I recently came across a picture taken about a year before my divorce. It is at my daughter’s fourth birthday party; smiling children, me cutting the cake and my husband to the side – removed and distant. How did I not see it at the time? He was there for the cake and the picture, but he was emotionally gone. He was never Charles Manson. He was just a young husband who had already moved past us to another life. If we are honest, really honest, with ourselves as women, then the hardest part of divorce is the loss of our hopes and dreams for a family together. So often you hear about people divorcing shortly after a new baby comes or a new home is finished, and you wonder why did they go ahead and do these things.
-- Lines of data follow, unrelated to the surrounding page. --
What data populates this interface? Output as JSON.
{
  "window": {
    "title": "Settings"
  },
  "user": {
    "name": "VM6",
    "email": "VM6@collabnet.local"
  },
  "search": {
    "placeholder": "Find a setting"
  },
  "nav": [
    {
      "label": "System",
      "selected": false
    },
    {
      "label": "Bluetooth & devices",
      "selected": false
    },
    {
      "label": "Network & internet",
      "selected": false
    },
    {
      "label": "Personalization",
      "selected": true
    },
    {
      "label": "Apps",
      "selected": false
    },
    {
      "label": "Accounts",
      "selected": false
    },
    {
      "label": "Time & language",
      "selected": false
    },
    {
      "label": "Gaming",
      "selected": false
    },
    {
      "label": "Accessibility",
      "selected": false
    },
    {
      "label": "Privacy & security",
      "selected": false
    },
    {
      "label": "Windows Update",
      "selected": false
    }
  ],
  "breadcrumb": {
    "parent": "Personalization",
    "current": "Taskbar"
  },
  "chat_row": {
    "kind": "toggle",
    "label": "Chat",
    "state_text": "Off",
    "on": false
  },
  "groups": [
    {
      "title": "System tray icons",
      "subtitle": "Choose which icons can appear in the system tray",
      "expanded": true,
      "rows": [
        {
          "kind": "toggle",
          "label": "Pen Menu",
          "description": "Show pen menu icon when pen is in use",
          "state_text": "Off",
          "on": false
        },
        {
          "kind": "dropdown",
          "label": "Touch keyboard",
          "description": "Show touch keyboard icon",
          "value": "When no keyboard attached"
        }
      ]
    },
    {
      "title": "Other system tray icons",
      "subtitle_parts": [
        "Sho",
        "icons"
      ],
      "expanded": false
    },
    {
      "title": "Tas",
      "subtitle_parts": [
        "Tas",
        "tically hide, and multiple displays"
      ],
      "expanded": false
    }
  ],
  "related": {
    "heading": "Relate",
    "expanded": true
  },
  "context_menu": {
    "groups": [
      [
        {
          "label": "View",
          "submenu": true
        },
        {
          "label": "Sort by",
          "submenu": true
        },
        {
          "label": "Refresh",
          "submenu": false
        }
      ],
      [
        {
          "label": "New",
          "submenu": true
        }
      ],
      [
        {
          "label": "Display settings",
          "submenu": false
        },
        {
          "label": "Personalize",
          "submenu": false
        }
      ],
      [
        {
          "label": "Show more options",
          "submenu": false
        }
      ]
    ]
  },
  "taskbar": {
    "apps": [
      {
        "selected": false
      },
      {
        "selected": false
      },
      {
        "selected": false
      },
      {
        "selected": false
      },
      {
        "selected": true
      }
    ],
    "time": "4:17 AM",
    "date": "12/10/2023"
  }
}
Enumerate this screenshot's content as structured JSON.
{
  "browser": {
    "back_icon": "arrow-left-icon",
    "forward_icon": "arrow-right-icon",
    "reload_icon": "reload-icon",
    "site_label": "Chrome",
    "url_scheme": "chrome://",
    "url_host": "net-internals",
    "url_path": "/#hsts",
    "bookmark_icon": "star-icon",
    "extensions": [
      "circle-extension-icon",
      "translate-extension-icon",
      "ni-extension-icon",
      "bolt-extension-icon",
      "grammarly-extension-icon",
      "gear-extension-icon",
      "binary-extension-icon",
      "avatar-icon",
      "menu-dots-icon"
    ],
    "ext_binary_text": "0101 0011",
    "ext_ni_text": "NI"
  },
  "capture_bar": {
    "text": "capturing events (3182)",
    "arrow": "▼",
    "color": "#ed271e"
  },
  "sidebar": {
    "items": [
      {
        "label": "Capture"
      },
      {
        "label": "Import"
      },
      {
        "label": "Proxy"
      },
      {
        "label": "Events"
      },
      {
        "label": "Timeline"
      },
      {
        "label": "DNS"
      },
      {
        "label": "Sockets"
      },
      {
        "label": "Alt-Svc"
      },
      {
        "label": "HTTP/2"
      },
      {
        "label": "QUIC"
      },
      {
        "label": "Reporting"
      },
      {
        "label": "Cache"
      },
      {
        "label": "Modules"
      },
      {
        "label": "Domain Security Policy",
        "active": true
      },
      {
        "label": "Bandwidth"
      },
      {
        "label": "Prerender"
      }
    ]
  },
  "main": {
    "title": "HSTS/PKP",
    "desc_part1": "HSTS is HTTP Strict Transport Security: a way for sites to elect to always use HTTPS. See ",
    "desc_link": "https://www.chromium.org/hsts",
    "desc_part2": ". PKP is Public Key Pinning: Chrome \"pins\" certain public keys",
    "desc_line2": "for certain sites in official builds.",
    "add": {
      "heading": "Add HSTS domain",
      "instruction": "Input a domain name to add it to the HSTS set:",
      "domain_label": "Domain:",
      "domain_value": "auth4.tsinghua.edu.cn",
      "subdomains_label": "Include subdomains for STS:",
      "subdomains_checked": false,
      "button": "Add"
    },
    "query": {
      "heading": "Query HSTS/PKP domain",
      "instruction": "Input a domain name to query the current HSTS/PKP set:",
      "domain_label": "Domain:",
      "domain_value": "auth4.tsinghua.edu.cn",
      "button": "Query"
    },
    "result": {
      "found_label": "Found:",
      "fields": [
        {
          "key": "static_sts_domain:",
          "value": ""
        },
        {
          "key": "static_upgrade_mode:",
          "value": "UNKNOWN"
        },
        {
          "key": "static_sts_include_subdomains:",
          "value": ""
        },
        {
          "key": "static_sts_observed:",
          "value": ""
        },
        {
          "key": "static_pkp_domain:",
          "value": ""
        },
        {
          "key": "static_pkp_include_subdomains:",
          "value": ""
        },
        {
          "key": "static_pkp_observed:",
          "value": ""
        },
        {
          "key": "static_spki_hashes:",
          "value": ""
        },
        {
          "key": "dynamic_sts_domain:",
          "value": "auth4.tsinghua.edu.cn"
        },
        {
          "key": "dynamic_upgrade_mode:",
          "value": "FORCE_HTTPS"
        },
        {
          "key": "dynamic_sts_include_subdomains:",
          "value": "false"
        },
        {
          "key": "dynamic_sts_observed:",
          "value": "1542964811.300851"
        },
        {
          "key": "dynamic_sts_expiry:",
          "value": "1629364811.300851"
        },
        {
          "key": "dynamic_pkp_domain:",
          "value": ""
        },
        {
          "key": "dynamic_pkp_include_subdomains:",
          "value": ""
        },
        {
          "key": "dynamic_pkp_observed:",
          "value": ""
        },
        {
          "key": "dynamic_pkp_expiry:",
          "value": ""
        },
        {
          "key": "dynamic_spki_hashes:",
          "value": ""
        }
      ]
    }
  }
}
The baby and the house are desperate attempts for two people to convince themselves that their hopes and dreams are still alive.
In my divorce adjustment classes I would frequently ask women who were mourning their divorce and wishing that things were “the way the used to be,” to describe exactly what they missed the most. Often they mourned the lifestyle, the safety of being a couple, the security of a partner in parenting, but not the man himself. For women who mourned the loss of the husband, lover, companion or the man himself, the divorce adjustment is much harder. For them it is the loss of a deep love and not just a lifestyle. In the end, the women all wanted to live out the marriage that they planned when they were young and for their husband to be the prince they had envisioned.
As we discussed in the first chapter ― under the Rose Garden Syndrome ― some of us believe that we deserve to have it all work out like Cinderella. Let’s think about this: all we know about the prince in Cinderella is that he was good looking and had a great horse. We’ll never know if he was from a dysfunctional family or if he has problems with intimacy. Remember that they only met once at a ball, for heaven’s sake! But we do know that Cinderella suffered at the hands of the wicked stepmother and two stepsisters, probably the most evil and unattractive trio ever to inhabit a fairy tale. So Cinderella, by virtue of all of these trials deserved the good-looking prince on the great horse and all future happiness. Other than that, all we know about her is that she had tiny feet. Too bad we can’t revisit the prince and Cinderella on their 10th anniversary.
If you have not conquered the Rose Garden Syndrome, then you are in real danger of coming down with the chronic and fatal disease of single mothers ― bitterness. Unfortunately, there is no shot to prevent this disease, just hard work and a willingness to look back at your marriage, extract the good, forgive yourself and your spouse for the painful loss of dreams and move on.
This is an excerpt from “You’re It! Successful Single Mothering after Divorce.” Chapter Two, Part Three
Excerpt by Jeanne L. Ward